Are you still being followed by the teenage FBI?
Posted by SteveAudio
June 24th, 2007 @ 2:31 am
Howie Klein of Blue America sent me this book:
So Angie’s back on the Blue America list and I hope you’ll join me in donating some money to her campaign. We’re not going to find a better candidate, not anywhere, to help us reclaim our country. Avalon Books sent us a box of the just-released YOUNG J. EDGAR: HOOVER, THE RED SCARE, AND THE ASSAULT ON CIVIL LIBERTIES. Each book has been autographed by author Ken Ackerman and it sells in stores for $28.95. Every Angie donation for $30 or more gets a Blue America thank you with a book (until the box is empty.) Add a cent to your donation if you don’t want the book. One more thing, Jacquie is already planning out an aggressive paid-media strategy for CO-04 in ‘08, so if you want to stick some dough in the Blue America PAC, please don’t be shy.
I’ve read the first chapter, and it’s already got me hooked. Why would a book about J. Edgar be fascinating all these years later? Here’s a quote from the book:
But back in 1919, just four years earlier, it had all made perfect sense-the Red Scare, the Raids, the fear. Most thinking, informed Americans agreed. World War I had ended, but the country was still fighting, against anarchists and communists at home just as surely as it had fought the Kaiser’s Germany in Europe the year before. American soldiers still faced bullets on Russian soil in 1919, and Bolshevism was sweeping the world. Anarchists had exploded bombs in American streets, and people had been killed. Radicals had infiltrated labor unions and threatened to topple major industries. The country demanded safety and someone had to act.
A. Mitchell Palmer and his team had taken responsibility. Had there been excesses? Certainly. But that didn’t change the fact. The principal fact was the bombs, and the danger of more bombs, and the duty to protect Americans. Everything else took a back seat.
The parallels to today’s Global War on Whatever We Define As Terror are pretty obvious. Americans, in an understandable yet selfishly shallow way, excuse many sorts of bad behavior when they feel threatened, and the Right today does all it can to give a megaphone to threats real and imagined.
The book’s author, Kenneth Ackerman, said this in an editorial in my hometown LATimes:
Yet when Hoover showed up for his first day of work at the Department of Justice in June 1917, he was a bright 22-year-old, just out of law school. He still had boyish good looks and was cocky and driven. The country had just entered World War I, and Hoover had avoided the wartime draft. Instead, he was ready to help win the war at home, to save the country from spies and subversives.
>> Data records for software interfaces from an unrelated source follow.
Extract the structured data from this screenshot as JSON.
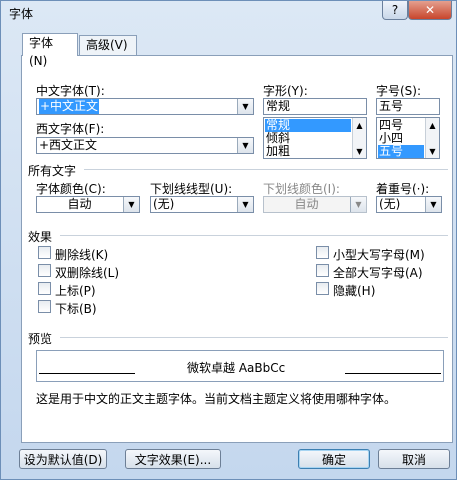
{
  "window": {
    "title": "字体",
    "help_label": "?",
    "close_label": "✕"
  },
  "tabs": [
    {
      "label": "字体(N)",
      "active": true
    },
    {
      "label": "高级(V)",
      "active": false
    }
  ],
  "font": {
    "chinese_font_label": "中文字体(T):",
    "chinese_font_value": "+中文正文",
    "western_font_label": "西文字体(F):",
    "western_font_value": "+西文正文",
    "style_label": "字形(Y):",
    "style_value": "常规",
    "style_options": [
      "常规",
      "倾斜",
      "加粗"
    ],
    "style_selected": "常规",
    "size_label": "字号(S):",
    "size_value": "五号",
    "size_options": [
      "四号",
      "小四",
      "五号"
    ],
    "size_selected": "五号"
  },
  "all_text": {
    "section_label": "所有文字",
    "color_label": "字体颜色(C):",
    "color_value": "自动",
    "underline_type_label": "下划线线型(U):",
    "underline_type_value": "(无)",
    "underline_color_label": "下划线颜色(I):",
    "underline_color_value": "自动",
    "emphasis_label": "着重号(·):",
    "emphasis_value": "(无)"
  },
  "effects": {
    "section_label": "效果",
    "left": [
      "删除线(K)",
      "双删除线(L)",
      "上标(P)",
      "下标(B)"
    ],
    "right": [
      "小型大写字母(M)",
      "全部大写字母(A)",
      "隐藏(H)"
    ]
  },
  "preview": {
    "section_label": "预览",
    "sample_text": "微软卓越 AaBbCc",
    "description": "这是用于中文的正文主题字体。当前文档主题定义将使用哪种字体。"
  },
  "buttons": {
    "set_default": "设为默认值(D)",
    "text_effects": "文字效果(E)...",
    "ok": "确定",
    "cancel": "取消"
  },
  "colors": {
    "selection": "#3399ff",
    "close_button": "#c8452c"
  }
}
What changed this young eager beaver into the crass, cynical tyrant of later years?
The fact is, Hoover learned his attitudes and worldview from teachers at the Justice Department during his early years there, when the country was going through a period much like today’s war on terror.
Indeed. Here’s Kenneth Ackerman’s website: http://www.kennethackerman.com
2 Responses to “Are you still being followed by the teenage FBI?”
- Pamela Leavey Says:
June 24th, 2007 at 11:06 am Steve
I just got an email the other day about reviewing this and I’m waiting for a copy to arrive. I’m reading David Talbot’s “Brothers” which includes a lot of stuff about Hoover, the FBI and the CIA. There’s a lot of similarites between then and now in “Brothers” as well. History is said to repeat itself. Sadly.
- Darrell Prows Says:
June 24th, 2007 at 2:58 pm The human race is afflicted with a particularly virulent form of the authoritarian gene. It expresses itself in an overriding need to push other people around. My shorthand for the syndrome is “Military Mentality”. Not everyone who has the jobs (military, police, prisons) has the gene, but pretty much everyone with the gene has one of the jobs.
The Founders were insightful enough to try to neutraize this by putting civilians in charge of the military. As for the rest, what we really need to do to protect ourselves is to not criminalize anything unless there is a real strong reason for doing so. Instead, we have a set of rules and regulations in our society so gargantuan that each of is almost guaranteed to violate something almost every day.
From that is where people like J. Edgar get their power.